New data has indicated that more landlords and agents are being awarded 100% of disputed amounts at adjudications than tenants. This is the first time this has happened since the inception of the tenant deposit schemes in 2007.
Figures from the TDS show that last year, 19.8% of all disputes raised by landlords or letting agents resulted in a 100% pay-out to them. 19.2% of all disputes made by tenants resulted in them receiving a full pay-out. The remaining 61% of cases saw the disputed money shared between the parties.
In 2014, 20.25% of total disputes raised by tenants saw them received a full pay-out, in comparison to 18.21% to landlords and agents. In previous years, tenants have been awarded the total deposit more often the landlords and letting agents.
Jax Kneppers, Founder and CEO of Imfuna, suggests that these results are a sign that landlords and letting agents are giving more documented information at adjudications. He notes that, ‘for the first time, landlords and agents are now more successful than tenants at winning 100% of deposits. This is a significant achievement-an 8.5% increase year on year.’
Mr Kneppers went on to say, ‘more and more landlords and agents are recognising the power of digital professional inventories and mid-term inspections and this is why the balance is starting to shift. Many landlords and agents are ensuring that the condition of the property is fully recorded at the start of the tenancy, with a comprehensive inventory, along with a thorough check-in and check-out report.’
‘Historically, many tenant disputes have gone in favour of tenants, as there was simply not enough evidence to support the landlord or agent’s damage claim. The most common mistake in most inventories is the lack of detail. Often there is not enough appropriate photographs and any accompanying description to show the condition of the property and its contents. For example, many landlords and agents fail to record the condition of sinks and bathroom fittings, as well skirting, doors, floor coverings and kitchen units. If an inventory is not a professional and thorough report on the property, then it is not worth the paper it is written on,’ he continued.
More deposit disputes going way of landlords
Importance of inventories
Inventories are a crucial part of the dispute process and provide information for landlords and tenants about the condition of a property. As Knepper notes, ‘inventory reports should contain a full description of the condition of the property, noting detail on every aspect of damage and its location at the start of a tenancy. Good photographs provide vital evidence and should be of a high quality when printed up to A4 or A3 size, so that any damage can be clearly seen.’
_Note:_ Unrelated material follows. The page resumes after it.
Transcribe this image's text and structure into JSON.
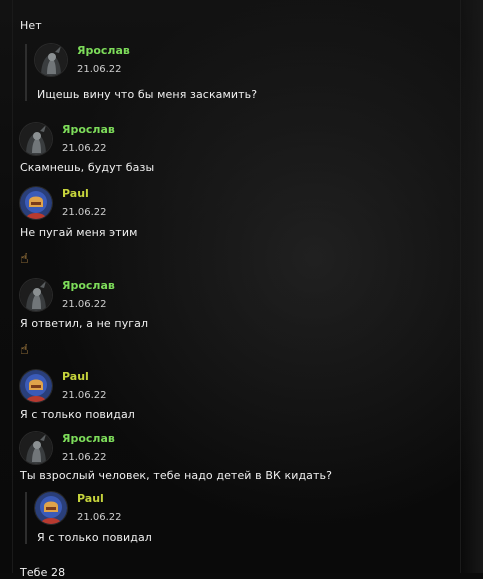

Concluding, Knepper warns, ‘Unless landlords and agents have a water-tight inventory, they are at risk of disputes and expensive repair bills. Our research shows that landlords and agents who have switched from analogue to digital inventories, have seen their tenant deposit disputes drop by more than 300% and their success rate at adjudications improve by an average of 75%.’